| What the task requires |
Taking the line with "What data populates" as the first, copy every line through the end of the records below exactly. Do not include pictures.

| Stored data |
|---|
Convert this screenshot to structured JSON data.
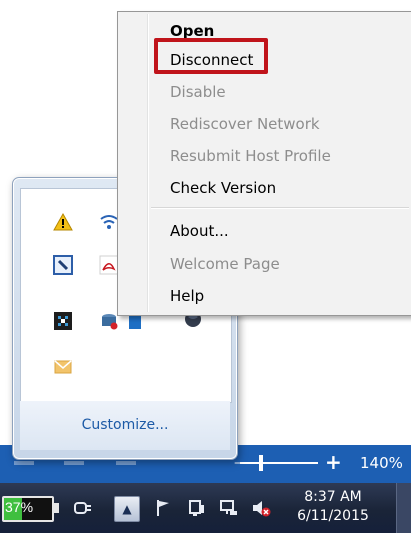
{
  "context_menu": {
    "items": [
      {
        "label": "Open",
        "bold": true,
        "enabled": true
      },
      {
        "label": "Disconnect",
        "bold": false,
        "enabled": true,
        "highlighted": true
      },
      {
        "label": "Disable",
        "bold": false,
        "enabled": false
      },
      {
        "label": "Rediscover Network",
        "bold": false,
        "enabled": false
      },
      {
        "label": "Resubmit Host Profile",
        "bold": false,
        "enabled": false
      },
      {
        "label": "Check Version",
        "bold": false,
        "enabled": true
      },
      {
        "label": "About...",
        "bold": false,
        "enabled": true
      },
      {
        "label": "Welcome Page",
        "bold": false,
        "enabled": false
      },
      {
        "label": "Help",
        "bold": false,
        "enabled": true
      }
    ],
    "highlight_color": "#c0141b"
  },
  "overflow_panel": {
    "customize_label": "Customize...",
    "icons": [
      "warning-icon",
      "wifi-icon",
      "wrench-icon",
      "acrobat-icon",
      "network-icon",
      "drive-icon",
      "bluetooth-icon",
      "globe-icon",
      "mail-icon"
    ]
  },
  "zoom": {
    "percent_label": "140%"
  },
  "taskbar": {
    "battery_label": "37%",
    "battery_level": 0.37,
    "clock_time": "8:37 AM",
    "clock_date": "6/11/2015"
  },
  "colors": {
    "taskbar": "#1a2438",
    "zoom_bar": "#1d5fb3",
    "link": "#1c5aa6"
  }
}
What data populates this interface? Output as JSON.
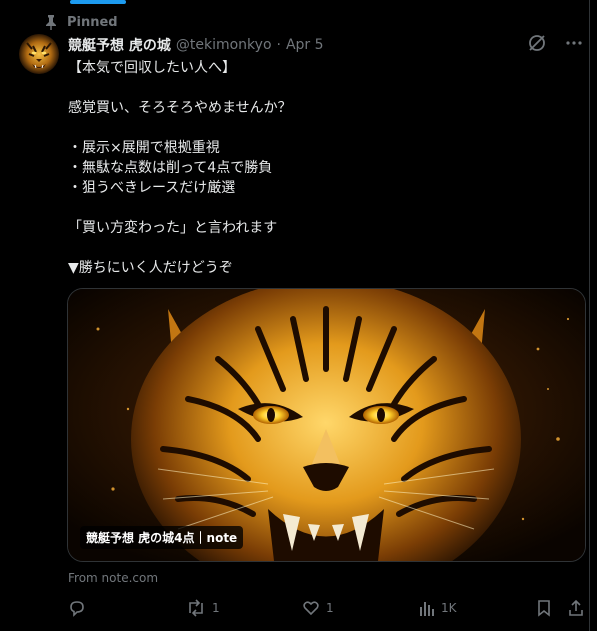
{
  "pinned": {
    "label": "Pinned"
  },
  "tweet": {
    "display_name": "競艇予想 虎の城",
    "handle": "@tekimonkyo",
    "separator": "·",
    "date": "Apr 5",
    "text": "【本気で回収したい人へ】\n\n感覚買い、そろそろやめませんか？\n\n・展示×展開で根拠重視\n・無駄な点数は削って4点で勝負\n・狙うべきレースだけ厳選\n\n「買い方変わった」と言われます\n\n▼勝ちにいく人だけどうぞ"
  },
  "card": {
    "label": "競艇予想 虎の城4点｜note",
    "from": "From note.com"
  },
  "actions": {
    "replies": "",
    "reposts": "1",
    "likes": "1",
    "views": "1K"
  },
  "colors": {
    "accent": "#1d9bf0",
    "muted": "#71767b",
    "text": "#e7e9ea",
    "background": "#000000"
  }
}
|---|
| Expected output |
What data populates this interface? Output as JSON.
{
  "pinned": {
    "label": "Pinned"
  },
  "tweet": {
    "display_name": "競艇予想 虎の城",
    "handle": "@tekimonkyo",
    "separator": "·",
    "date": "Apr 5",
    "text": "【本気で回収したい人へ】\n\n感覚買い、そろそろやめませんか？\n\n・展示×展開で根拠重視\n・無駄な点数は削って4点で勝負\n・狙うべきレースだけ厳選\n\n「買い方変わった」と言われます\n\n▼勝ちにいく人だけどうぞ"
  },
  "card": {
    "label": "競艇予想 虎の城4点｜note",
    "from": "From note.com"
  },
  "actions": {
    "replies": "",
    "reposts": "1",
    "likes": "1",
    "views": "1K"
  },
  "colors": {
    "accent": "#1d9bf0",
    "muted": "#71767b",
    "text": "#e7e9ea",
    "background": "#000000"
  }
}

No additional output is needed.